Throughout life, we may encounter certain experiences that directly challenge the character of ourselves. Often times however, the morally correct response to a given situation is not always distinctive. Despite the complications that arise when dealing with real life situations, it seems as if movie and television characters are portrayed with the unrealistic ability to hastily solve any conflict in order to help advance the pace of the plot line when necessary. Aside from these improbable capabilities, writers of television shows and films are able to further change the direction of the media by inputting social stereotypes to sway the opinions of certain characters to the viewers. The brilliance of the Netflix Original, Money Heist, is only truly understood when viewers are able to identify the contradiction between the identities of the characters themselves, and the role they might fill in your more stereotypical heist film.

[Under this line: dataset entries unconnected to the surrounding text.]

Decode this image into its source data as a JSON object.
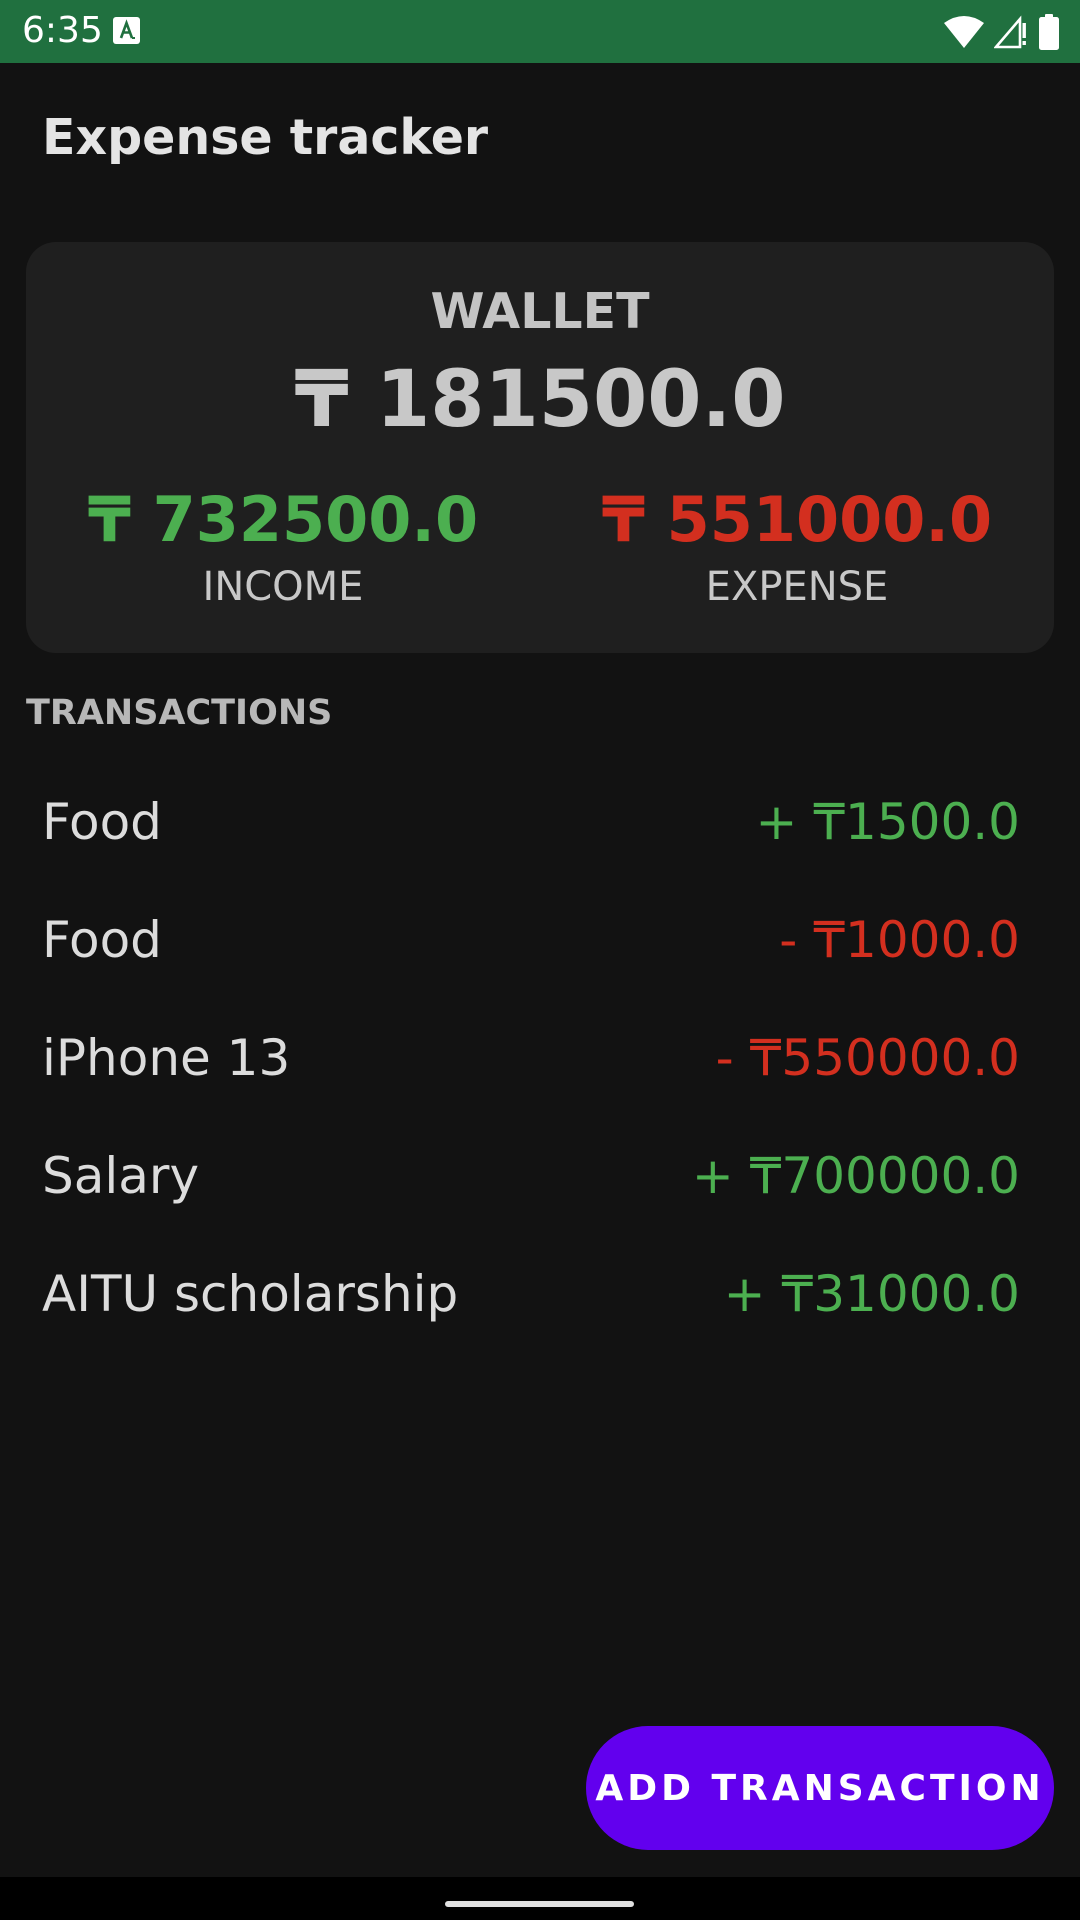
{
  "status_bar": {
    "time": "6:35",
    "icons": [
      "a-notification-icon",
      "wifi-icon",
      "cell-signal-icon",
      "battery-icon"
    ],
    "color": "#20703f"
  },
  "app_bar": {
    "title": "Expense tracker"
  },
  "wallet": {
    "label": "WALLET",
    "balance": "₸ 181500.0",
    "income": {
      "amount": "₸ 732500.0",
      "label": "INCOME"
    },
    "expense": {
      "amount": "₸ 551000.0",
      "label": "EXPENSE"
    }
  },
  "transactions": {
    "header": "TRANSACTIONS",
    "items": [
      {
        "name": "Food",
        "amount": "+ ₸1500.0",
        "type": "income"
      },
      {
        "name": "Food",
        "amount": "- ₸1000.0",
        "type": "expense"
      },
      {
        "name": "iPhone 13",
        "amount": "- ₸550000.0",
        "type": "expense"
      },
      {
        "name": "Salary",
        "amount": "+ ₸700000.0",
        "type": "income"
      },
      {
        "name": "AITU scholarship",
        "amount": "+ ₸31000.0",
        "type": "income"
      }
    ]
  },
  "fab": {
    "label": "ADD TRANSACTION"
  },
  "colors": {
    "income": "#4caf50",
    "expense": "#d32f1f",
    "accent": "#6200ee",
    "background": "#121212",
    "card": "#1f1f1f"
  }
}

Throughout the history of film, stereotypes have been used as a way for writers to circumvent the explanation phase of their characters backstory. By doing this, the show is able to rapidly proceed to the more exciting, core parts of the plot, rather than force viewers to sit through unnecessary details. Another interesting factor that sets Money Heist apart from other shows, is the relationship between the characters and viewers. Typically when viewers perceive characters to be bad, they often condemn them for their poor behavior and actions. Take for example, the many notorious antagonistic villains throughout the superhero fiction genre. While we know the main characters of Money Heist are obviously breaking the law by committing armed robbery, they continue to be viewed as the protagonists for their heroic effort in the fight against social inequality. Throughout the series, the criminals slowly gain the respect of Spain’s public, and are eventually viewed as saviors to the corrupt society. Whereas the reputation of the law enforcement is severely damaged from the exposure of their fraudulent operation.
After Reviewing back to Victoria O’Donnell’s article, Guidelines for TV Criticism, I found myself thinking back three years ago to when I first watched the Netflix Original, Money Heist. While reminiscing however, I specifically was in search of what aspect it was about the show that got me hooked. Aside from being the thrilling story line of the largest heist ever committed (2.4 billion euros to be exact), I realized it was originally the persona of actor Álvaro Morte’s role as “El professor” that largely intrigued me into binge watching the first season upon its release. As a result of his high intelligence, resourcefulness, and strategic planning, he is able to anticipate and discern what law enforcement will do in efforts to stop them. This “cat and mouse” game between the police and the professor’s wit is truly what makes this an exciting series to watch. Oftentimes throughout the show, viewers are led to underestimate the capabilities of the criminals during interactions with the police, only to be amazed by the intellect of the professor as he frequently tends to be a few steps ahead of the authorities with ways to sabotage their advancements. In some episodes the writers of the show are able to further build suspense by presenting unexpected situations for the group, thus forcing the professor to quickly improvise and adapt his plans.
Another captivating characteristic of the heist, is that aside from the obvious desire to gain wealth, the reason for the heist is unknown. One complaint I do have however, is that viewers are only granted an understanding of the more politically induced motives behind the heist at the end of season two. I feel that if they introduced this point earlier in season one, it would have made a bigger impact to viewers, as if you have already invested enough time into the show to watch two seasons, your probably already rooting for the success and wellbeing of the criminals.
Fundamentally, Money Heist is a show that revolves around the theme of good verses evil. While its intention is clearly to advocate for the success of those doing good, it can be quite difficult for viewers to decipher which group is justified for their actions. To those who have not watched the show, it may seem obvious that the criminals actions are immoral. However, for the more openminded viewer, they are able to take into account the many wrongdoings of Spains government; such as creating unstable economic conditions for its citizens, as well as enabling it’s law enforcement to break their own regulations in order to complete the mission.